Arboricultural Impact Assessments

An Arboricultural Impact Assessments (AIA) is a written tree report that considers all the direct and indirect impacts of a design proposal on trees within the development area. The assessment outlines those trees that need to be removed and those to be retained, highlighting any potential problems from a planning point of view. This assessment should accompany and be submitted at the same time as a planning application to the Council to meet with national and local validation criteria. The AIA will enable the council to make an informed and judged decision on the planning application.

Tree Protection Plans (TPP) and Arboricultural Method Statements (AMS)

A Tree Protection Plan (TPP) is a scaled detailed drawing that outlines what protective measures are to be carried out in relation to those trees being retained on a site during development. Whilst the TPP can be issued on its own, it often forms part of an Arboricultural Method Statement (AMS).

AMS are often required by Local Planning Authorities prior to a decision notice being given, or as part of a Planning Condition to approved development application. The AMS demonstrates how trees will be safeguarded from damage during the construction phases and provides detail on working methodologies for installing a wide range of tree protection systems and measures.

As part of a method statement and to satisfy planning conditions, there is also often a requirement to monitor tree protection systems so that they remain effective throughout the duration of construction.
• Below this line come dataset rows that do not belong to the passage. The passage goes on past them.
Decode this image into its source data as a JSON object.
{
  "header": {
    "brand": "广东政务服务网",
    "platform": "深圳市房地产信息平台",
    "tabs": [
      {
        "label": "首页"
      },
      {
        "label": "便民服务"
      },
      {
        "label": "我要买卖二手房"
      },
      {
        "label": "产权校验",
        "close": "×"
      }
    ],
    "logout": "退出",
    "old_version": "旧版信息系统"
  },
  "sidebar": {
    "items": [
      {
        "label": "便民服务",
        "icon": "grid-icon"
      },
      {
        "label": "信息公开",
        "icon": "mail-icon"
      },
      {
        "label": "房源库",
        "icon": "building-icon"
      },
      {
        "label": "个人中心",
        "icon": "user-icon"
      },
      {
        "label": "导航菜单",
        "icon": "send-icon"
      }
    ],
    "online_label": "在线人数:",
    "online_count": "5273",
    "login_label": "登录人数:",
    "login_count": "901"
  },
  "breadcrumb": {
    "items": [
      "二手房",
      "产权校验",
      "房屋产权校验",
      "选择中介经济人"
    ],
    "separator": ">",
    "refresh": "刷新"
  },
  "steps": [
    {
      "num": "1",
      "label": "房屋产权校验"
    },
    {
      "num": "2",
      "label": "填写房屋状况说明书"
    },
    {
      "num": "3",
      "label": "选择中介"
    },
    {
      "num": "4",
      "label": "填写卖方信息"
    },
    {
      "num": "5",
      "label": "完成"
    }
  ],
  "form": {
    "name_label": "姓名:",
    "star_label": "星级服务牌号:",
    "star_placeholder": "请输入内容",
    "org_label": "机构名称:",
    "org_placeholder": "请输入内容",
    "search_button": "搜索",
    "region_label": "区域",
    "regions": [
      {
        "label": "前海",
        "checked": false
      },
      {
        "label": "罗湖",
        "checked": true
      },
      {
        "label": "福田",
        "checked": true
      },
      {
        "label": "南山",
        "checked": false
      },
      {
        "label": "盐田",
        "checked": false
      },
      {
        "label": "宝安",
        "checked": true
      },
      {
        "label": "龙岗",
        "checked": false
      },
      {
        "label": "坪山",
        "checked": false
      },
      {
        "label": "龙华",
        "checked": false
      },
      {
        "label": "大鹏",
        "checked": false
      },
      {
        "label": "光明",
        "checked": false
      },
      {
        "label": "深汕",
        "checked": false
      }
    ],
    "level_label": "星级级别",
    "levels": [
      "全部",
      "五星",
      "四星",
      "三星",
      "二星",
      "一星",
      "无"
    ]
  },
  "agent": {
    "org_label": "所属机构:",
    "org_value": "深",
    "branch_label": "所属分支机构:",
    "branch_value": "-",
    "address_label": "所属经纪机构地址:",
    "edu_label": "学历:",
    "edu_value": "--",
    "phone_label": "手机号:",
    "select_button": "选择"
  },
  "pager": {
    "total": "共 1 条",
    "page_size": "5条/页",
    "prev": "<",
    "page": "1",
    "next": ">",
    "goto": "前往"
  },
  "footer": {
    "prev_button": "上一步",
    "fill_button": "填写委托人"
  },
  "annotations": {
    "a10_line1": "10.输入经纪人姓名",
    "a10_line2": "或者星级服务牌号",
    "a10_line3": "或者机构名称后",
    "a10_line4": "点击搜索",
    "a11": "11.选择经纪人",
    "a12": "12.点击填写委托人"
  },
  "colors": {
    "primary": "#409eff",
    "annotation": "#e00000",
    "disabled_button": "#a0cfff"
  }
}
Employing an arboriculturalist to oversee tree protection will reassure LPA’s that tree protection will be ensured.

Planting Schemes

New development often provides opportunities for new planting, which, if chosen wisely, will integrate successfully, and improve the overall balance of tree cover on a site. The introduction of young trees can help to ensure continuity of cover, provide screening, improve the diversity of species and add amenity value.

Our specialist knowledge of trees enables us to make the right choices for new planting which will enhance developments with immediate effect and long into the future. Our tree planting schemes are designed to complement existing stock, add interest and diversity and avoid tree related problems in the future.

 

Related case studies:

“Barberry has always found the Wharton team to be knowledgeable and efficient in their input backed with a commercially realistic approach to the development process”
— M P Winters, Construction Director, Barberry Group Limited